Scherer often plates his pieces with platinum or gold, but sometimes leaves them a tan color that simulates smoothly sanded wood. (When he uses real wood, it’s often rough-hewn.) Torpedo shapes are common in the artist’s work, and his creations include super-efficient wood-burning stoves with the contours of vertical torpedoes. While no such practical items are included in this show, Scherer’s first in North America, the influence of industrial design is evident. The artist’s standing and hanging works are cleanly precise, yet sometimes cleaved by whimsy.
Otto Scherer: Flying Free. On view through at Jan. 31 at Alex Gallery, 2106 R St. NW; 202-667-2599; www.alexgalleries.com
Six photographers from the storied German state of Saxony-Anhalt compile their disparate visions in “Linger On!” at the Goethe-Institut. The title comes from “Faust,” whose author spent most of his life in nearby Weimar. If it’s difficult to link Goethe to these sets of images, it can be equally hard to connect them to each other.
The most confrontational are by the two women, Iris Brosch and Carina Linge. Brosch places Botticelli-like beauties amid fashion-mag spreads and hippie-style happenings; her photos (and a video) depict elaborately outfitted yet mostly naked young people. Linge models her stark work on Renaissance canvases, with their intimations of death; in the disturbing “Lady with a Rabbit,” the blank-faced lady’s eyes are outside the frame, and the cradled animal is dead and skinned.
More sociologically, Matthias Ritzmann photographs men in clubs, displaying their dedication to dogs and cats, sports, country-and-western dancing and of course cars, both real and toy. Max Baumann’s black-and-white portraits are intimate and eerie, showing their subjects with eyes closed.
Saxony-Anhalt is known for its woodland, but it’s not pristine, as Reinhard Hentze and Robert Schlotter note. In the former’s landscapes, trees recolonize abandoned industrial property; in the latter’s, peaceful vistas belie the former tension of the sites’s position between NATO and Warsaw Pact countries. In a region whose borders have repeatedly been redrawn, every forest is a potential battleground.
Linger On! On view until Jan. 31 at the Goethe-Institut, 812 Seventh St. NW; 202-289-1200; www.goethe.de/washington
Connersmith’s current group exhibition is titled “The Works: Recent Painting, Sculpture, Video,” and most of the art is from the past five years. Yet it includes a 1962 painting by Washington Color School member Howard Mehring, who died 35 years ago, and a 2006 piece by light artist Leo Villareal that doesn’t showcase his latest techniques.

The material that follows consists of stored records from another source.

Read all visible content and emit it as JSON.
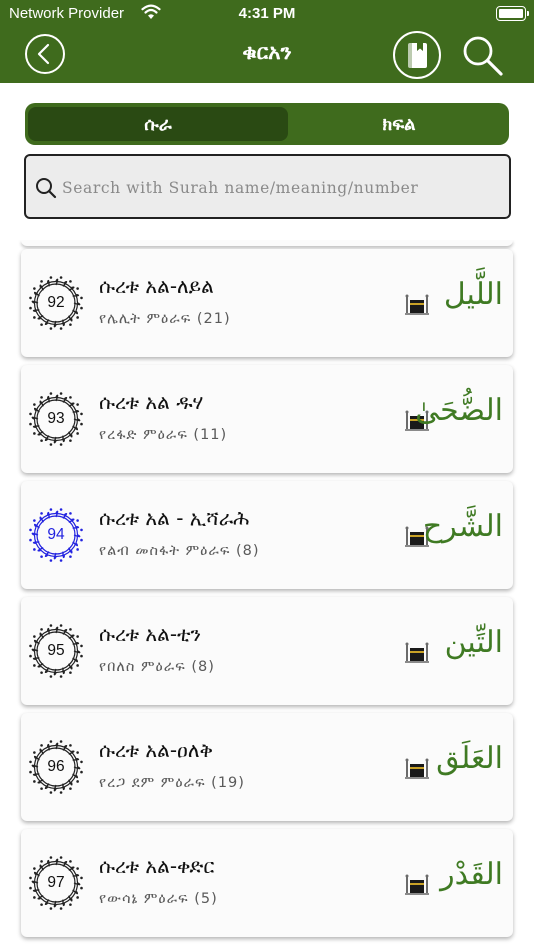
{
  "status_bar": {
    "carrier": "Network Provider",
    "time": "4:31 PM"
  },
  "nav": {
    "title": "ቁርአን"
  },
  "tabs": [
    {
      "label": "ሱራ",
      "active": true
    },
    {
      "label": "ክፍል",
      "active": false
    }
  ],
  "search": {
    "placeholder": "Search with Surah name/meaning/number",
    "value": ""
  },
  "colors": {
    "brand_green": "#3f6b1d",
    "dark_green": "#2a4a13",
    "highlight_blue": "#2323e0",
    "arabic_green": "#3f7a23"
  },
  "surahs": [
    {
      "number": "92",
      "name": "ሱረቱ አል-ለይል",
      "meaning": "የሌሊት ምዕራፍ (21)",
      "arabic": "اللَّيل",
      "highlighted": false,
      "icon": "kaaba-icon"
    },
    {
      "number": "93",
      "name": "ሱረቱ አል ዱሃ",
      "meaning": "የረፋድ ምዕራፍ (11)",
      "arabic": "الضُّحَىٰ",
      "highlighted": false,
      "icon": "kaaba-icon"
    },
    {
      "number": "94",
      "name": "ሱረቱ አል - ኢሻራሕ",
      "meaning": "የልብ መስፋት ምዕራፍ (8)",
      "arabic": "الشَّرح",
      "highlighted": true,
      "icon": "kaaba-icon"
    },
    {
      "number": "95",
      "name": "ሱረቱ አል-ቲን",
      "meaning": "የበለስ ምዕራፍ (8)",
      "arabic": "التِّين",
      "highlighted": false,
      "icon": "kaaba-icon"
    },
    {
      "number": "96",
      "name": "ሱረቱ አል-ዐለቅ",
      "meaning": "የረጋ ደም ምዕራፍ (19)",
      "arabic": "العَلَق",
      "highlighted": false,
      "icon": "kaaba-icon"
    },
    {
      "number": "97",
      "name": "ሱረቱ አል-ቀድር",
      "meaning": "የውሳኔ ምዕራፍ (5)",
      "arabic": "القَدْر",
      "highlighted": false,
      "icon": "kaaba-icon"
    }
  ]
}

Many items are footnotes to the artists’ latest show at the gallery. Julie Roberts’s paintings depict children who took the Kindertransport from Nazi Germany to safety in Britain, while her colleague Kenny Hunter’s sculptures involve birds. His “The Wasteland” shows nature perched uncertainly atop a oil drum. Birds also feature in Erik Thor Sandberg’s three meticulous neoclassical/surrealist paintings. In the largest of them, a nude woman rides a deer and a boar and is posed just at the point where wild forest yields to cultivated fields.
Maria Friberg’s short video is a visual pun on its title, “Transmission”; it observes moving cars from underneath, the better to observe their workings. Equally kinetic is Villareal’s “Chasing Rainbows (Horizontal),” whose lighted tubes recall Dan Flavin’s fluorescent-era pieces. But the tubes actually contain LEDs, which allow myriad colors and patterns. At the other extreme, Mehring’s “Untitled” is a rectangle of calm, mottled yellow. It doesn’t shimmy or shout, but its subtle gradations have the power to transfix.
The Works. On view through Jan. 18 at Connersmith, 1358 Florida Ave. NE; 202-588-8750, www.connersmith.us.com.
Jenkins is a freelance writer.